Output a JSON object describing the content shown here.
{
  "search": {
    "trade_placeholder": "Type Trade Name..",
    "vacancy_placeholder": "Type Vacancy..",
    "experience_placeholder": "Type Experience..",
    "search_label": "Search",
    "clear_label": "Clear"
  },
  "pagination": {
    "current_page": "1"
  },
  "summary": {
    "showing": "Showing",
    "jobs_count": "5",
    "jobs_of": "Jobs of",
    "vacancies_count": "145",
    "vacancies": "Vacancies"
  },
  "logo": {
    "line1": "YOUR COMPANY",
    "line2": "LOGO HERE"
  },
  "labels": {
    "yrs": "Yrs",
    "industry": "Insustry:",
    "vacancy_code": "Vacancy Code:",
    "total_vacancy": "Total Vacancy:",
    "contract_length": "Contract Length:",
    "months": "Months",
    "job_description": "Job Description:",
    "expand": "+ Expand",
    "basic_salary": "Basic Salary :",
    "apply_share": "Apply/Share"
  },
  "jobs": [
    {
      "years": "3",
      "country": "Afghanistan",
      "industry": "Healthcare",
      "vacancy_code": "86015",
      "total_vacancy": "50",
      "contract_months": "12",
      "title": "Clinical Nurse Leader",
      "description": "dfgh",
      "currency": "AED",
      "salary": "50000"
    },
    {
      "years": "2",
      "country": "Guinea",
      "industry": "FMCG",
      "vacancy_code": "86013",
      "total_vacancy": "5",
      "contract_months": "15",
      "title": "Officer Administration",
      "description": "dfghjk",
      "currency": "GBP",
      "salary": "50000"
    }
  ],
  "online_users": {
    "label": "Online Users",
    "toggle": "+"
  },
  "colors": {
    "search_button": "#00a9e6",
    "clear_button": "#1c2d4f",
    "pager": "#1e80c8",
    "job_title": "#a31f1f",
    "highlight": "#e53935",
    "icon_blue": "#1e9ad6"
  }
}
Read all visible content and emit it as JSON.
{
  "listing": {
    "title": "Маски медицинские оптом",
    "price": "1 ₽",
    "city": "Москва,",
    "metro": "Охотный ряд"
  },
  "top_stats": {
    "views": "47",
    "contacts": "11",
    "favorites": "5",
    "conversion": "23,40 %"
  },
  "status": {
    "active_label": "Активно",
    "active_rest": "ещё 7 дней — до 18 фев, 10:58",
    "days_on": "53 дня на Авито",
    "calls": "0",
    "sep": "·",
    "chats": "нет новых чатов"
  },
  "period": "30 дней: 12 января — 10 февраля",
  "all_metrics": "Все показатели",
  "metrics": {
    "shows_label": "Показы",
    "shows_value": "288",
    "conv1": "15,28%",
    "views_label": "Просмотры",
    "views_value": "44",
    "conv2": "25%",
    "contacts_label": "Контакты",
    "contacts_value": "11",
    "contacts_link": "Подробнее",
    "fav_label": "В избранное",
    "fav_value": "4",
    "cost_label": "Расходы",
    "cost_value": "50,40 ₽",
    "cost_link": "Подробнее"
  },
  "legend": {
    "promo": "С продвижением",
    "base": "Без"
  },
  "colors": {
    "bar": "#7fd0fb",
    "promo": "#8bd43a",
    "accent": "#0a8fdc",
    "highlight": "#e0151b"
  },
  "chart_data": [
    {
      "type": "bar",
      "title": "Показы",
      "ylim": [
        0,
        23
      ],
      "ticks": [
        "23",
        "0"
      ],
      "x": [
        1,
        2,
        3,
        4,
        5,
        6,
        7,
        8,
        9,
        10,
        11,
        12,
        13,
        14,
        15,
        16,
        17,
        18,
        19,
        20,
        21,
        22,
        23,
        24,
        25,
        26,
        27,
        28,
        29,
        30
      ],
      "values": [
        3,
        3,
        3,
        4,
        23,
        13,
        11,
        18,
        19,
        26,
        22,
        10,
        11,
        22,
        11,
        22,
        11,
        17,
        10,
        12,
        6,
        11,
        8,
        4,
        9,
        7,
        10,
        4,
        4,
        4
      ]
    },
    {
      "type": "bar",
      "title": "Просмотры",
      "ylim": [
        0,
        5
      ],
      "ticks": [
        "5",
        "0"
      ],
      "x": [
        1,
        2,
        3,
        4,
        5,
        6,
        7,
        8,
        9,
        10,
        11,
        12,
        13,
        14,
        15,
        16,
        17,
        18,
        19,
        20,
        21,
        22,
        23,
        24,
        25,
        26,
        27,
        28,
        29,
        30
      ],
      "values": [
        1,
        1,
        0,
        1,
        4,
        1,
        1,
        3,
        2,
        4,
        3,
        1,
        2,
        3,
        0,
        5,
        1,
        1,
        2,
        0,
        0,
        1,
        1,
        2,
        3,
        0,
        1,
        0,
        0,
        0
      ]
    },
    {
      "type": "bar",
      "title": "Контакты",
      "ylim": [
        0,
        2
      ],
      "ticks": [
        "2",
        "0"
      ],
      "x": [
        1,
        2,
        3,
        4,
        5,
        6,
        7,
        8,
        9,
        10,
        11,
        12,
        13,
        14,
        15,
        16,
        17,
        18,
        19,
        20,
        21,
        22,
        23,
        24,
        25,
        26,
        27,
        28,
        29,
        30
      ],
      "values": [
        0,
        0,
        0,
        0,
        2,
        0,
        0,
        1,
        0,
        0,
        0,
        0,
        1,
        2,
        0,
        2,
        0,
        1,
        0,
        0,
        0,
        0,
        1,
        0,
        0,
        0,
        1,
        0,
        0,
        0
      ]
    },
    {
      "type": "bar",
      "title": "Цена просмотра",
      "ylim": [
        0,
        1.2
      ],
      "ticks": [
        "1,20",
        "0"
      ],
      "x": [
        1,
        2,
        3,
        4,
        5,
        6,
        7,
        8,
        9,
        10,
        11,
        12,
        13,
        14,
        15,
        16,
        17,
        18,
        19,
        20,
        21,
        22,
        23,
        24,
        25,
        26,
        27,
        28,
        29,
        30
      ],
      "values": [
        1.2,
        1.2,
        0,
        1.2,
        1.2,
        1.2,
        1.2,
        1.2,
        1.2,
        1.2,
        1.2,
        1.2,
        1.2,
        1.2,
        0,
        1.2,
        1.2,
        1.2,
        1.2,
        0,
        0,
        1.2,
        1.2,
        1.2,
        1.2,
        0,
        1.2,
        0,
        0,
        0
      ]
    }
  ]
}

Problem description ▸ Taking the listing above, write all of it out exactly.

Written solution ▸
Output a JSON object describing the content shown here.
{
  "search": {
    "trade_placeholder": "Type Trade Name..",
    "vacancy_placeholder": "Type Vacancy..",
    "experience_placeholder": "Type Experience..",
    "search_label": "Search",
    "clear_label": "Clear"
  },
  "pagination": {
    "current_page": "1"
  },
  "summary": {
    "showing": "Showing",
    "jobs_count": "5",
    "jobs_of": "Jobs of",
    "vacancies_count": "145",
    "vacancies": "Vacancies"
  },
  "logo": {
    "line1": "YOUR COMPANY",
    "line2": "LOGO HERE"
  },
  "labels": {
    "yrs": "Yrs",
    "industry": "Insustry:",
    "vacancy_code": "Vacancy Code:",
    "total_vacancy": "Total Vacancy:",
    "contract_length": "Contract Length:",
    "months": "Months",
    "job_description": "Job Description:",
    "expand": "+ Expand",
    "basic_salary": "Basic Salary :",
    "apply_share": "Apply/Share"
  },
  "jobs": [
    {
      "years": "3",
      "country": "Afghanistan",
      "industry": "Healthcare",
      "vacancy_code": "86015",
      "total_vacancy": "50",
      "contract_months": "12",
      "title": "Clinical Nurse Leader",
      "description": "dfgh",
      "currency": "AED",
      "salary": "50000"
    },
    {
      "years": "2",
      "country": "Guinea",
      "industry": "FMCG",
      "vacancy_code": "86013",
      "total_vacancy": "5",
      "contract_months": "15",
      "title": "Officer Administration",
      "description": "dfghjk",
      "currency": "GBP",
      "salary": "50000"
    }
  ],
  "online_users": {
    "label": "Online Users",
    "toggle": "+"
  },
  "colors": {
    "search_button": "#00a9e6",
    "clear_button": "#1c2d4f",
    "pager": "#1e80c8",
    "job_title": "#a31f1f",
    "highlight": "#e53935",
    "icon_blue": "#1e9ad6"
  }
}
Read all visible content and emit it as JSON.
{
  "listing": {
    "title": "Маски медицинские оптом",
    "price": "1 ₽",
    "city": "Москва,",
    "metro": "Охотный ряд"
  },
  "top_stats": {
    "views": "47",
    "contacts": "11",
    "favorites": "5",
    "conversion": "23,40 %"
  },
  "status": {
    "active_label": "Активно",
    "active_rest": "ещё 7 дней — до 18 фев, 10:58",
    "days_on": "53 дня на Авито",
    "calls": "0",
    "sep": "·",
    "chats": "нет новых чатов"
  },
  "period": "30 дней: 12 января — 10 февраля",
  "all_metrics": "Все показатели",
  "metrics": {
    "shows_label": "Показы",
    "shows_value": "288",
    "conv1": "15,28%",
    "views_label": "Просмотры",
    "views_value": "44",
    "conv2": "25%",
    "contacts_label": "Контакты",
    "contacts_value": "11",
    "contacts_link": "Подробнее",
    "fav_label": "В избранное",
    "fav_value": "4",
    "cost_label": "Расходы",
    "cost_value": "50,40 ₽",
    "cost_link": "Подробнее"
  },
  "legend": {
    "promo": "С продвижением",
    "base": "Без"
  },
  "colors": {
    "bar": "#7fd0fb",
    "promo": "#8bd43a",
    "accent": "#0a8fdc",
    "highlight": "#e0151b"
  },
  "chart_data": [
    {
      "type": "bar",
      "title": "Показы",
      "ylim": [
        0,
        23
      ],
      "ticks": [
        "23",
        "0"
      ],
      "x": [
        1,
        2,
        3,
        4,
        5,
        6,
        7,
        8,
        9,
        10,
        11,
        12,
        13,
        14,
        15,
        16,
        17,
        18,
        19,
        20,
        21,
        22,
        23,
        24,
        25,
        26,
        27,
        28,
        29,
        30
      ],
      "values": [
        3,
        3,
        3,
        4,
        23,
        13,
        11,
        18,
        19,
        26,
        22,
        10,
        11,
        22,
        11,
        22,
        11,
        17,
        10,
        12,
        6,
        11,
        8,
        4,
        9,
        7,
        10,
        4,
        4,
        4
      ]
    },
    {
      "type": "bar",
      "title": "Просмотры",
      "ylim": [
        0,
        5
      ],
      "ticks": [
        "5",
        "0"
      ],
      "x": [
        1,
        2,
        3,
        4,
        5,
        6,
        7,
        8,
        9,
        10,
        11,
        12,
        13,
        14,
        15,
        16,
        17,
        18,
        19,
        20,
        21,
        22,
        23,
        24,
        25,
        26,
        27,
        28,
        29,
        30
      ],
      "values": [
        1,
        1,
        0,
        1,
        4,
        1,
        1,
        3,
        2,
        4,
        3,
        1,
        2,
        3,
        0,
        5,
        1,
        1,
        2,
        0,
        0,
        1,
        1,
        2,
        3,
        0,
        1,
        0,
        0,
        0
      ]
    },
    {
      "type": "bar",
      "title": "Контакты",
      "ylim": [
        0,
        2
      ],
      "ticks": [
        "2",
        "0"
      ],
      "x": [
        1,
        2,
        3,
        4,
        5,
        6,
        7,
        8,
        9,
        10,
        11,
        12,
        13,
        14,
        15,
        16,
        17,
        18,
        19,
        20,
        21,
        22,
        23,
        24,
        25,
        26,
        27,
        28,
        29,
        30
      ],
      "values": [
        0,
        0,
        0,
        0,
        2,
        0,
        0,
        1,
        0,
        0,
        0,
        0,
        1,
        2,
        0,
        2,
        0,
        1,
        0,
        0,
        0,
        0,
        1,
        0,
        0,
        0,
        1,
        0,
        0,
        0
      ]
    },
    {
      "type": "bar",
      "title": "Цена просмотра",
      "ylim": [
        0,
        1.2
      ],
      "ticks": [
        "1,20",
        "0"
      ],
      "x": [
        1,
        2,
        3,
        4,
        5,
        6,
        7,
        8,
        9,
        10,
        11,
        12,
        13,
        14,
        15,
        16,
        17,
        18,
        19,
        20,
        21,
        22,
        23,
        24,
        25,
        26,
        27,
        28,
        29,
        30
      ],
      "values": [
        1.2,
        1.2,
        0,
        1.2,
        1.2,
        1.2,
        1.2,
        1.2,
        1.2,
        1.2,
        1.2,
        1.2,
        1.2,
        1.2,
        0,
        1.2,
        1.2,
        1.2,
        1.2,
        0,
        0,
        1.2,
        1.2,
        1.2,
        1.2,
        0,
        1.2,
        0,
        0,
        0
      ]
    }
  ]
}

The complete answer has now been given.